▶ [What to produce]
Please reproduce the data exactly, excluding any pictures it contains.

▶ [Supplied data]
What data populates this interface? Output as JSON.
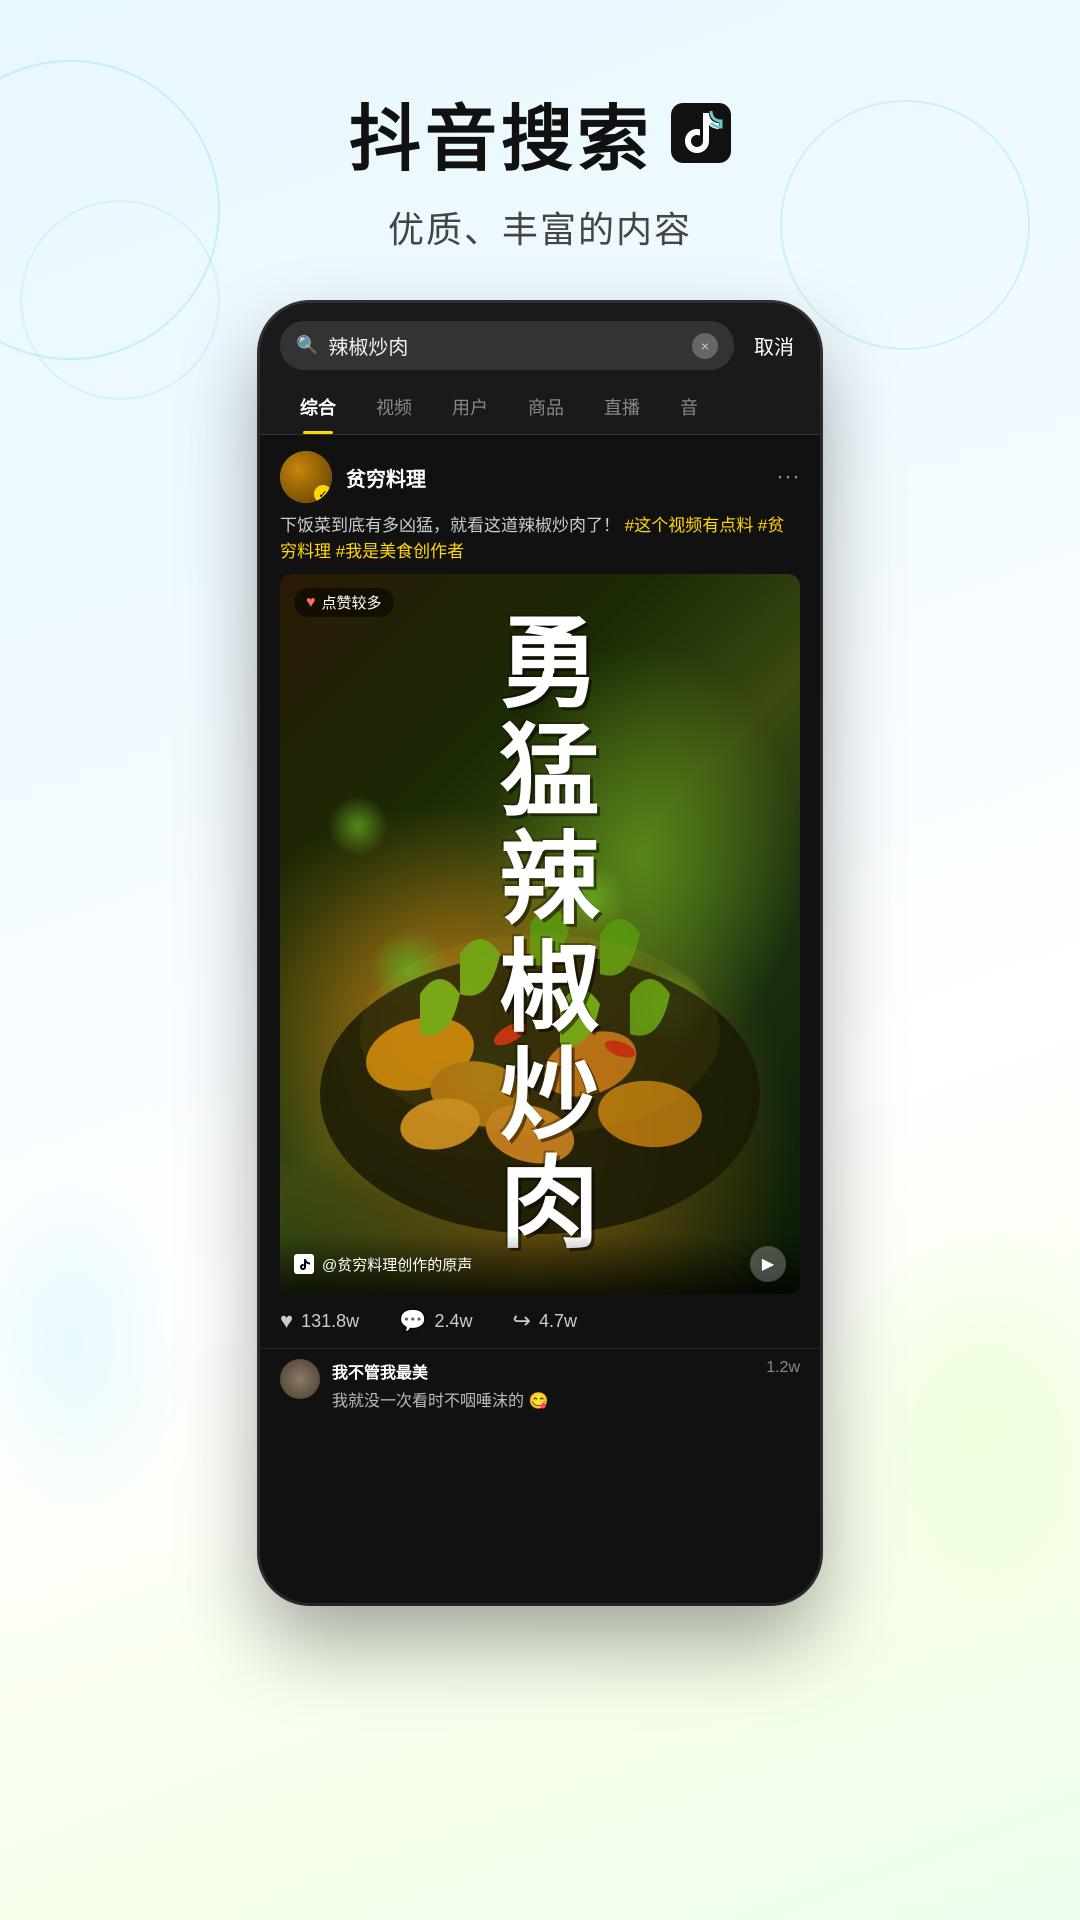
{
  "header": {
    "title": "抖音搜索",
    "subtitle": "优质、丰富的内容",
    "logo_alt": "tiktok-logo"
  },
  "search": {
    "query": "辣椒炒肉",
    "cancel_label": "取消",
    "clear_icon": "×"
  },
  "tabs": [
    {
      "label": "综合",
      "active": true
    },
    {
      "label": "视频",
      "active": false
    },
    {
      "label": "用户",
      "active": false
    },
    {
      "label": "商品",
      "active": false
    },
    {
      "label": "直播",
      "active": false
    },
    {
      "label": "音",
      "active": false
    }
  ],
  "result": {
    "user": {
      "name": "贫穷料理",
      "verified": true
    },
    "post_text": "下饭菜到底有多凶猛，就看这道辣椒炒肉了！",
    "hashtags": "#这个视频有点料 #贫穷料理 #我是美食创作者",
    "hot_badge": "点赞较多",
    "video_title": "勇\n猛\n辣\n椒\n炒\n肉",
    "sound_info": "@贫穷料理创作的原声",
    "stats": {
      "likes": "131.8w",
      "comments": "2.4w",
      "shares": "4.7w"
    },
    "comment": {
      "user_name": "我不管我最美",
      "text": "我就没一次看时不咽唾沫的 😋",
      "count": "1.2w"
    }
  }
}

▶ [Written solution]
What data populates this interface? Output as JSON.
{
  "header": {
    "title": "抖音搜索",
    "subtitle": "优质、丰富的内容",
    "logo_alt": "tiktok-logo"
  },
  "search": {
    "query": "辣椒炒肉",
    "cancel_label": "取消",
    "clear_icon": "×"
  },
  "tabs": [
    {
      "label": "综合",
      "active": true
    },
    {
      "label": "视频",
      "active": false
    },
    {
      "label": "用户",
      "active": false
    },
    {
      "label": "商品",
      "active": false
    },
    {
      "label": "直播",
      "active": false
    },
    {
      "label": "音",
      "active": false
    }
  ],
  "result": {
    "user": {
      "name": "贫穷料理",
      "verified": true
    },
    "post_text": "下饭菜到底有多凶猛，就看这道辣椒炒肉了！",
    "hashtags": "#这个视频有点料 #贫穷料理 #我是美食创作者",
    "hot_badge": "点赞较多",
    "video_title": "勇\n猛\n辣\n椒\n炒\n肉",
    "sound_info": "@贫穷料理创作的原声",
    "stats": {
      "likes": "131.8w",
      "comments": "2.4w",
      "shares": "4.7w"
    },
    "comment": {
      "user_name": "我不管我最美",
      "text": "我就没一次看时不咽唾沫的 😋",
      "count": "1.2w"
    }
  }
}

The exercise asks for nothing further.